┌─ Records to use

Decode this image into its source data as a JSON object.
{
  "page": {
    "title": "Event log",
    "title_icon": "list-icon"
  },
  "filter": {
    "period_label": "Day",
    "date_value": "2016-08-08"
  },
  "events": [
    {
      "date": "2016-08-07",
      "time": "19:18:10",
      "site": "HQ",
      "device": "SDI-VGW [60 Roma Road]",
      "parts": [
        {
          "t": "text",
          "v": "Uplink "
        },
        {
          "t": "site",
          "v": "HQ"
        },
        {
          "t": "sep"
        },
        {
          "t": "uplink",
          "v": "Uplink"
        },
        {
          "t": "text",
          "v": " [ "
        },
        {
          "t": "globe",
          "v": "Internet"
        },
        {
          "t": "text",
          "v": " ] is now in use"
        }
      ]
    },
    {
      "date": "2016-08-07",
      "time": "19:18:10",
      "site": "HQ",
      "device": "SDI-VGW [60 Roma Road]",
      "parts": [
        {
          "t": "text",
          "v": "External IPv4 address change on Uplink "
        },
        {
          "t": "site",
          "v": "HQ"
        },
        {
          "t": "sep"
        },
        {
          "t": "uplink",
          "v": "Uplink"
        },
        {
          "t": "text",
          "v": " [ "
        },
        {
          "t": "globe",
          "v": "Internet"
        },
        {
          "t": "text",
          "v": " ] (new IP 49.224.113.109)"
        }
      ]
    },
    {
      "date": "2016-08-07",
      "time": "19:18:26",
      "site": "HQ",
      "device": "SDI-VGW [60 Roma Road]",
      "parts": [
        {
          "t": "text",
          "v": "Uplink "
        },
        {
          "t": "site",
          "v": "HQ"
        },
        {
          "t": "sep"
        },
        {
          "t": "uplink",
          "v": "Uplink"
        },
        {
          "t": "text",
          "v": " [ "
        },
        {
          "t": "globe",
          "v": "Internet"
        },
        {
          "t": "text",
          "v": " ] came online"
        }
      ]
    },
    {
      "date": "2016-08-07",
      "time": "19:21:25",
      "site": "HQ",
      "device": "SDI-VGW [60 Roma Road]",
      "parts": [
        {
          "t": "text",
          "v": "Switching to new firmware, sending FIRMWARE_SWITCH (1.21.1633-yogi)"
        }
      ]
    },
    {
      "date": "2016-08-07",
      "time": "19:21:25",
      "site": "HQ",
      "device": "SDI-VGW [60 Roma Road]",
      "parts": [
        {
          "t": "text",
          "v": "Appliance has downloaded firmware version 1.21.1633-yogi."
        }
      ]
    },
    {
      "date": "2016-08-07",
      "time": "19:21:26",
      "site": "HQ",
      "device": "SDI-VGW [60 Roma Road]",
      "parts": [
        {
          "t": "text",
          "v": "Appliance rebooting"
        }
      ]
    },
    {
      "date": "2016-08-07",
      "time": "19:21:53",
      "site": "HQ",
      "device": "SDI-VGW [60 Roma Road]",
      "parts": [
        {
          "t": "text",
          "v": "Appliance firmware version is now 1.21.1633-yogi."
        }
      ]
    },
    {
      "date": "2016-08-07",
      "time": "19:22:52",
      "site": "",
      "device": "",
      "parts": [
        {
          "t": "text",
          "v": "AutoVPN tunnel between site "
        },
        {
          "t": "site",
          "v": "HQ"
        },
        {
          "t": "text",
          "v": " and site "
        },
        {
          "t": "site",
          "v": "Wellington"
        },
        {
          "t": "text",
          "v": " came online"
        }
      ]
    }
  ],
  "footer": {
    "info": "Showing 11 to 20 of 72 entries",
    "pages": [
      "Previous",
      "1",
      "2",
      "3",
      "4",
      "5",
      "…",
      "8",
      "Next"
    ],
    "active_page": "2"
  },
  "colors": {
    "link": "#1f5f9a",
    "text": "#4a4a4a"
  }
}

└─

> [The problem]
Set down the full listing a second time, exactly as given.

> [Output below]
Decode this image into its source data as a JSON object.
{
  "page": {
    "title": "Event log",
    "title_icon": "list-icon"
  },
  "filter": {
    "period_label": "Day",
    "date_value": "2016-08-08"
  },
  "events": [
    {
      "date": "2016-08-07",
      "time": "19:18:10",
      "site": "HQ",
      "device": "SDI-VGW [60 Roma Road]",
      "parts": [
        {
          "t": "text",
          "v": "Uplink "
        },
        {
          "t": "site",
          "v": "HQ"
        },
        {
          "t": "sep"
        },
        {
          "t": "uplink",
          "v": "Uplink"
        },
        {
          "t": "text",
          "v": " [ "
        },
        {
          "t": "globe",
          "v": "Internet"
        },
        {
          "t": "text",
          "v": " ] is now in use"
        }
      ]
    },
    {
      "date": "2016-08-07",
      "time": "19:18:10",
      "site": "HQ",
      "device": "SDI-VGW [60 Roma Road]",
      "parts": [
        {
          "t": "text",
          "v": "External IPv4 address change on Uplink "
        },
        {
          "t": "site",
          "v": "HQ"
        },
        {
          "t": "sep"
        },
        {
          "t": "uplink",
          "v": "Uplink"
        },
        {
          "t": "text",
          "v": " [ "
        },
        {
          "t": "globe",
          "v": "Internet"
        },
        {
          "t": "text",
          "v": " ] (new IP 49.224.113.109)"
        }
      ]
    },
    {
      "date": "2016-08-07",
      "time": "19:18:26",
      "site": "HQ",
      "device": "SDI-VGW [60 Roma Road]",
      "parts": [
        {
          "t": "text",
          "v": "Uplink "
        },
        {
          "t": "site",
          "v": "HQ"
        },
        {
          "t": "sep"
        },
        {
          "t": "uplink",
          "v": "Uplink"
        },
        {
          "t": "text",
          "v": " [ "
        },
        {
          "t": "globe",
          "v": "Internet"
        },
        {
          "t": "text",
          "v": " ] came online"
        }
      ]
    },
    {
      "date": "2016-08-07",
      "time": "19:21:25",
      "site": "HQ",
      "device": "SDI-VGW [60 Roma Road]",
      "parts": [
        {
          "t": "text",
          "v": "Switching to new firmware, sending FIRMWARE_SWITCH (1.21.1633-yogi)"
        }
      ]
    },
    {
      "date": "2016-08-07",
      "time": "19:21:25",
      "site": "HQ",
      "device": "SDI-VGW [60 Roma Road]",
      "parts": [
        {
          "t": "text",
          "v": "Appliance has downloaded firmware version 1.21.1633-yogi."
        }
      ]
    },
    {
      "date": "2016-08-07",
      "time": "19:21:26",
      "site": "HQ",
      "device": "SDI-VGW [60 Roma Road]",
      "parts": [
        {
          "t": "text",
          "v": "Appliance rebooting"
        }
      ]
    },
    {
      "date": "2016-08-07",
      "time": "19:21:53",
      "site": "HQ",
      "device": "SDI-VGW [60 Roma Road]",
      "parts": [
        {
          "t": "text",
          "v": "Appliance firmware version is now 1.21.1633-yogi."
        }
      ]
    },
    {
      "date": "2016-08-07",
      "time": "19:22:52",
      "site": "",
      "device": "",
      "parts": [
        {
          "t": "text",
          "v": "AutoVPN tunnel between site "
        },
        {
          "t": "site",
          "v": "HQ"
        },
        {
          "t": "text",
          "v": " and site "
        },
        {
          "t": "site",
          "v": "Wellington"
        },
        {
          "t": "text",
          "v": " came online"
        }
      ]
    }
  ],
  "footer": {
    "info": "Showing 11 to 20 of 72 entries",
    "pages": [
      "Previous",
      "1",
      "2",
      "3",
      "4",
      "5",
      "…",
      "8",
      "Next"
    ],
    "active_page": "2"
  },
  "colors": {
    "link": "#1f5f9a",
    "text": "#4a4a4a"
  }
}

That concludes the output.